According to a press release issued by the Federal Communications Commission (FCC), the new proposal would require callers to obtain a consumer’s consent before delivering a “ringless voicemail,” a message left in their mailbox without ringing their cell phone. Wednesday’s announcement responds to a petition filed in 2017 by All About the Message (AATM), a ringless voicemail provider that sought to duck Telephone Consumer Protection Act (TCPA) regulation.
In particular, AATM requested that the FCC declare that the delivery of a voice message directly to a voicemail box does not constitute a call subject to the prohibitions on the use of an automatic telephone dialing system (ATDS) or an artificial or pre-recorded voice under the TCPA. After soliciting comment, the FCC is set to deny that request.
Instead, Chairwoman Jessica Rosenworcel’s proposal would find that ringless voicemails are, in fact, TCPA “calls” that require individuals’ prior consent. “Ringless voicemail can be annoying, invasive, and can lead to fraud like other robocalls—so it should face the same consumer protection rules,” the chairwoman said in a statement.
If adopted by vote of the four-person Commission, the proposed declaratory ruling and order would expand TCPA regulation, a law which aims to shield consumers from unwanted robocalls and prohibits non-emergency calls to cell phones made using an ATDS or an artificial or pre-recorded voice without the dialed party’s consent.

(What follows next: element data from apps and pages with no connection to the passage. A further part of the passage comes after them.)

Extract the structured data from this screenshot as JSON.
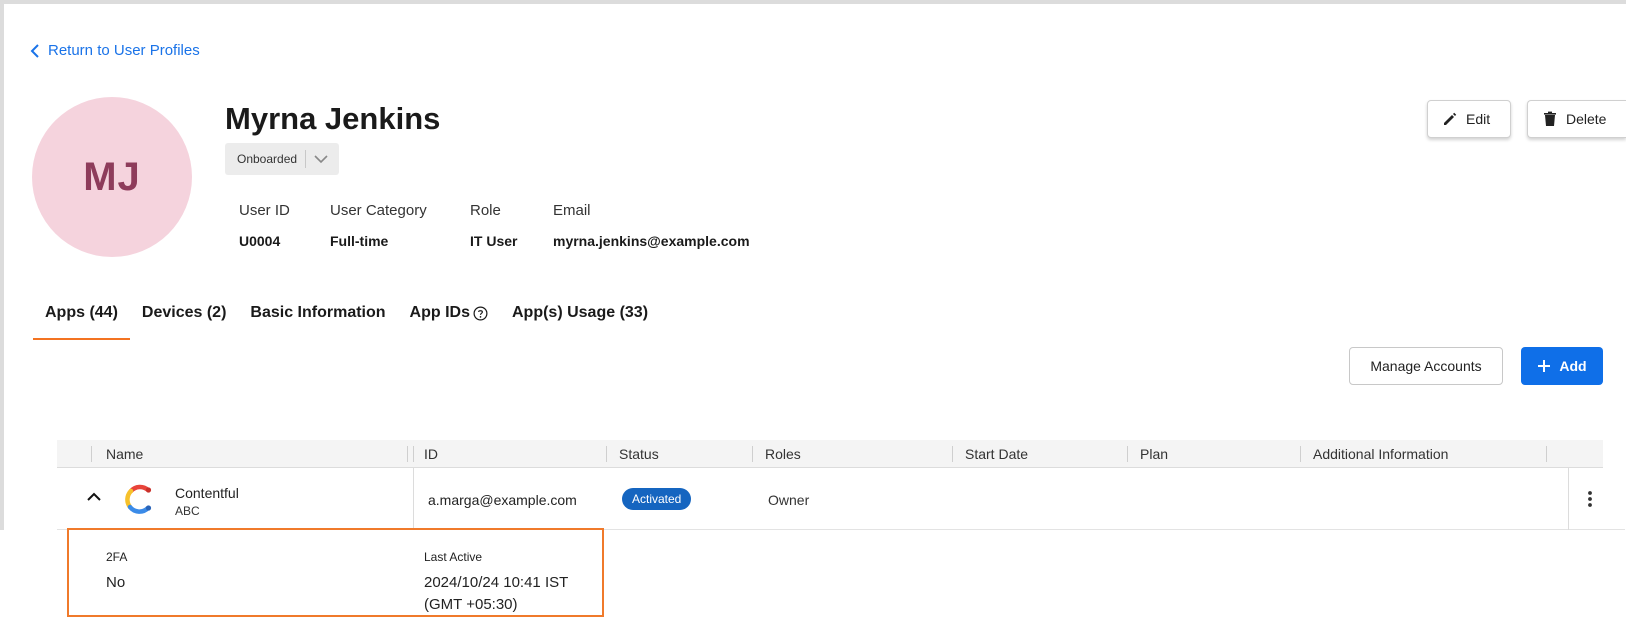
{
  "nav": {
    "back_label": "Return to User Profiles"
  },
  "profile": {
    "initials": "MJ",
    "name": "Myrna Jenkins",
    "status_value": "Onboarded",
    "fields": [
      {
        "key": "User ID",
        "value": "U0004"
      },
      {
        "key": "User Category",
        "value": "Full-time"
      },
      {
        "key": "Role",
        "value": "IT User"
      },
      {
        "key": "Email",
        "value": "myrna.jenkins@example.com"
      }
    ]
  },
  "actions": {
    "edit_label": "Edit",
    "delete_label": "Delete"
  },
  "tabs": [
    {
      "label": "Apps (44)",
      "active": true
    },
    {
      "label": "Devices (2)",
      "active": false
    },
    {
      "label": "Basic Information",
      "active": false
    },
    {
      "label": "App IDs",
      "active": false
    },
    {
      "label": "App(s) Usage (33)",
      "active": false
    }
  ],
  "toolbar": {
    "manage_label": "Manage Accounts",
    "add_label": "Add"
  },
  "table": {
    "columns": [
      "Name",
      "ID",
      "Status",
      "Roles",
      "Start Date",
      "Plan",
      "Additional Information"
    ],
    "rows": [
      {
        "name": "Contentful",
        "sub": "ABC",
        "id": "a.marga@example.com",
        "status": "Activated",
        "roles": "Owner",
        "start_date": "",
        "plan": "",
        "additional": ""
      }
    ],
    "expanded": {
      "twofa_label": "2FA",
      "twofa_value": "No",
      "last_active_label": "Last Active",
      "last_active_line1": "2024/10/24 10:41 IST",
      "last_active_line2": "(GMT +05:30)"
    }
  },
  "colors": {
    "accent": "#f37321",
    "primary": "#0f6fe8",
    "badge": "#1565c0",
    "avatar_bg": "#f5d3dd",
    "avatar_text": "#8e3c5b"
  },
  "icons": {
    "back": "chevron-left-icon",
    "edit": "pencil-icon",
    "delete": "trash-icon",
    "help": "question-circle-icon",
    "add": "plus-icon",
    "collapse": "chevron-up-icon",
    "more": "kebab-icon",
    "app_logo": "contentful-logo-icon"
  }
}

As previously reported, and as described by the agency itself, the FCC has taken numerous steps to curtail the barrage of robocalls Americans face on a daily basis including the implementation of new technological protocols and enforcement actions. Recently, a unified coalition of all state attorneys general asked the FCC to bump up protections against foreign robocallers.